REQUIRED ACTION :: All the entries below should be reproduced exactly.

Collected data
____
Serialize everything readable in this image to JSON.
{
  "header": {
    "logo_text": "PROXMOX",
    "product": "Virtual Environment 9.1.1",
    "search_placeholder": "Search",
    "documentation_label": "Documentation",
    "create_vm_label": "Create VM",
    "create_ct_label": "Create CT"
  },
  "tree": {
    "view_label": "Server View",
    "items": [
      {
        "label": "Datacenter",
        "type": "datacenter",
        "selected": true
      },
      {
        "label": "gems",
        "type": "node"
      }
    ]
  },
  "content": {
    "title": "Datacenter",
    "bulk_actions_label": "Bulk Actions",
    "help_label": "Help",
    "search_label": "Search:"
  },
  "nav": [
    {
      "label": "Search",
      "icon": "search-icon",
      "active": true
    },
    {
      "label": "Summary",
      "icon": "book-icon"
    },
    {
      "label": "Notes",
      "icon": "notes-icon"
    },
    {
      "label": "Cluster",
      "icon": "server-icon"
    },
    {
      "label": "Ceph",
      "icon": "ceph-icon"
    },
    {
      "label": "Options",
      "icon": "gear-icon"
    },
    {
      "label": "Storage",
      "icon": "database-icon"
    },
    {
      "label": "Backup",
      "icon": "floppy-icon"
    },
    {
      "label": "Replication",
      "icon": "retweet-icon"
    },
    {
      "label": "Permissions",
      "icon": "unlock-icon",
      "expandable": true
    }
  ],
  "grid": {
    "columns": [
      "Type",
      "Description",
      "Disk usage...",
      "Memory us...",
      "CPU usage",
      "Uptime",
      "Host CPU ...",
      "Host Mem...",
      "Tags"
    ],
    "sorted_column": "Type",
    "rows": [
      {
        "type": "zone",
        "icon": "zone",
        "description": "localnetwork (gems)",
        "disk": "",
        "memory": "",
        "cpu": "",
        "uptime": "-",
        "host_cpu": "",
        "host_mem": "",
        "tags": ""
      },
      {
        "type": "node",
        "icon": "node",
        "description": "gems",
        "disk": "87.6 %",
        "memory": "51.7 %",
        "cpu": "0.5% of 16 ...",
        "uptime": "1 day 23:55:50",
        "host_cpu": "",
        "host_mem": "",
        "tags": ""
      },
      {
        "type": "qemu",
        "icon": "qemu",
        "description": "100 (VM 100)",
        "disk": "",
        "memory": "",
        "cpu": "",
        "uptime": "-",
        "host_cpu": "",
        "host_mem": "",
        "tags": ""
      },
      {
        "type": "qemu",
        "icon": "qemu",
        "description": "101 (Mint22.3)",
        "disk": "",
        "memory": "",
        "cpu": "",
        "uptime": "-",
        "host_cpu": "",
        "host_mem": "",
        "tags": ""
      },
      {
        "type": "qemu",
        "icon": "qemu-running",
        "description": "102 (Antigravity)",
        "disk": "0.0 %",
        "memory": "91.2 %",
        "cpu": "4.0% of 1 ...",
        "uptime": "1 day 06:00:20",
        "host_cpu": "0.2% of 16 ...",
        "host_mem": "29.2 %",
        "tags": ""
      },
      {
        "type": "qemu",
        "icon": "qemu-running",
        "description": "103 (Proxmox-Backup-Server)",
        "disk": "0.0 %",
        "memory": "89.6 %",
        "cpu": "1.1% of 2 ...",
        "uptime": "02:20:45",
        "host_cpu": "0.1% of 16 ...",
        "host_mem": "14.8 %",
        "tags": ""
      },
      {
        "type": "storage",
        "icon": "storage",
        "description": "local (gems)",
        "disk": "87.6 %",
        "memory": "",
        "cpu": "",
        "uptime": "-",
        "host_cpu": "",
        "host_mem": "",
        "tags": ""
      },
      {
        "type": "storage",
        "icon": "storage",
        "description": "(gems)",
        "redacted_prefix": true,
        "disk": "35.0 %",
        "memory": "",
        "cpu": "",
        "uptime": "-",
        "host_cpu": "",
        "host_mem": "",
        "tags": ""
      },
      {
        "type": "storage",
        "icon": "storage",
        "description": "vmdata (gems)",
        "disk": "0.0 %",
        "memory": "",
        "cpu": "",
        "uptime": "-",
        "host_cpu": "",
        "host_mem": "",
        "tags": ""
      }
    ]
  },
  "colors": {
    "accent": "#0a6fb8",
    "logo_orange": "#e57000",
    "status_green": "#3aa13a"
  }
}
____
TASK ANSWER ::
Serialize everything readable in this image to JSON.
{
  "header": {
    "logo_text": "PROXMOX",
    "product": "Virtual Environment 9.1.1",
    "search_placeholder": "Search",
    "documentation_label": "Documentation",
    "create_vm_label": "Create VM",
    "create_ct_label": "Create CT"
  },
  "tree": {
    "view_label": "Server View",
    "items": [
      {
        "label": "Datacenter",
        "type": "datacenter",
        "selected": true
      },
      {
        "label": "gems",
        "type": "node"
      }
    ]
  },
  "content": {
    "title": "Datacenter",
    "bulk_actions_label": "Bulk Actions",
    "help_label": "Help",
    "search_label": "Search:"
  },
  "nav": [
    {
      "label": "Search",
      "icon": "search-icon",
      "active": true
    },
    {
      "label": "Summary",
      "icon": "book-icon"
    },
    {
      "label": "Notes",
      "icon": "notes-icon"
    },
    {
      "label": "Cluster",
      "icon": "server-icon"
    },
    {
      "label": "Ceph",
      "icon": "ceph-icon"
    },
    {
      "label": "Options",
      "icon": "gear-icon"
    },
    {
      "label": "Storage",
      "icon": "database-icon"
    },
    {
      "label": "Backup",
      "icon": "floppy-icon"
    },
    {
      "label": "Replication",
      "icon": "retweet-icon"
    },
    {
      "label": "Permissions",
      "icon": "unlock-icon",
      "expandable": true
    }
  ],
  "grid": {
    "columns": [
      "Type",
      "Description",
      "Disk usage...",
      "Memory us...",
      "CPU usage",
      "Uptime",
      "Host CPU ...",
      "Host Mem...",
      "Tags"
    ],
    "sorted_column": "Type",
    "rows": [
      {
        "type": "zone",
        "icon": "zone",
        "description": "localnetwork (gems)",
        "disk": "",
        "memory": "",
        "cpu": "",
        "uptime": "-",
        "host_cpu": "",
        "host_mem": "",
        "tags": ""
      },
      {
        "type": "node",
        "icon": "node",
        "description": "gems",
        "disk": "87.6 %",
        "memory": "51.7 %",
        "cpu": "0.5% of 16 ...",
        "uptime": "1 day 23:55:50",
        "host_cpu": "",
        "host_mem": "",
        "tags": ""
      },
      {
        "type": "qemu",
        "icon": "qemu",
        "description": "100 (VM 100)",
        "disk": "",
        "memory": "",
        "cpu": "",
        "uptime": "-",
        "host_cpu": "",
        "host_mem": "",
        "tags": ""
      },
      {
        "type": "qemu",
        "icon": "qemu",
        "description": "101 (Mint22.3)",
        "disk": "",
        "memory": "",
        "cpu": "",
        "uptime": "-",
        "host_cpu": "",
        "host_mem": "",
        "tags": ""
      },
      {
        "type": "qemu",
        "icon": "qemu-running",
        "description": "102 (Antigravity)",
        "disk": "0.0 %",
        "memory": "91.2 %",
        "cpu": "4.0% of 1 ...",
        "uptime": "1 day 06:00:20",
        "host_cpu": "0.2% of 16 ...",
        "host_mem": "29.2 %",
        "tags": ""
      },
      {
        "type": "qemu",
        "icon": "qemu-running",
        "description": "103 (Proxmox-Backup-Server)",
        "disk": "0.0 %",
        "memory": "89.6 %",
        "cpu": "1.1% of 2 ...",
        "uptime": "02:20:45",
        "host_cpu": "0.1% of 16 ...",
        "host_mem": "14.8 %",
        "tags": ""
      },
      {
        "type": "storage",
        "icon": "storage",
        "description": "local (gems)",
        "disk": "87.6 %",
        "memory": "",
        "cpu": "",
        "uptime": "-",
        "host_cpu": "",
        "host_mem": "",
        "tags": ""
      },
      {
        "type": "storage",
        "icon": "storage",
        "description": "(gems)",
        "redacted_prefix": true,
        "disk": "35.0 %",
        "memory": "",
        "cpu": "",
        "uptime": "-",
        "host_cpu": "",
        "host_mem": "",
        "tags": ""
      },
      {
        "type": "storage",
        "icon": "storage",
        "description": "vmdata (gems)",
        "disk": "0.0 %",
        "memory": "",
        "cpu": "",
        "uptime": "-",
        "host_cpu": "",
        "host_mem": "",
        "tags": ""
      }
    ]
  },
  "colors": {
    "accent": "#0a6fb8",
    "logo_orange": "#e57000",
    "status_green": "#3aa13a"
  }
}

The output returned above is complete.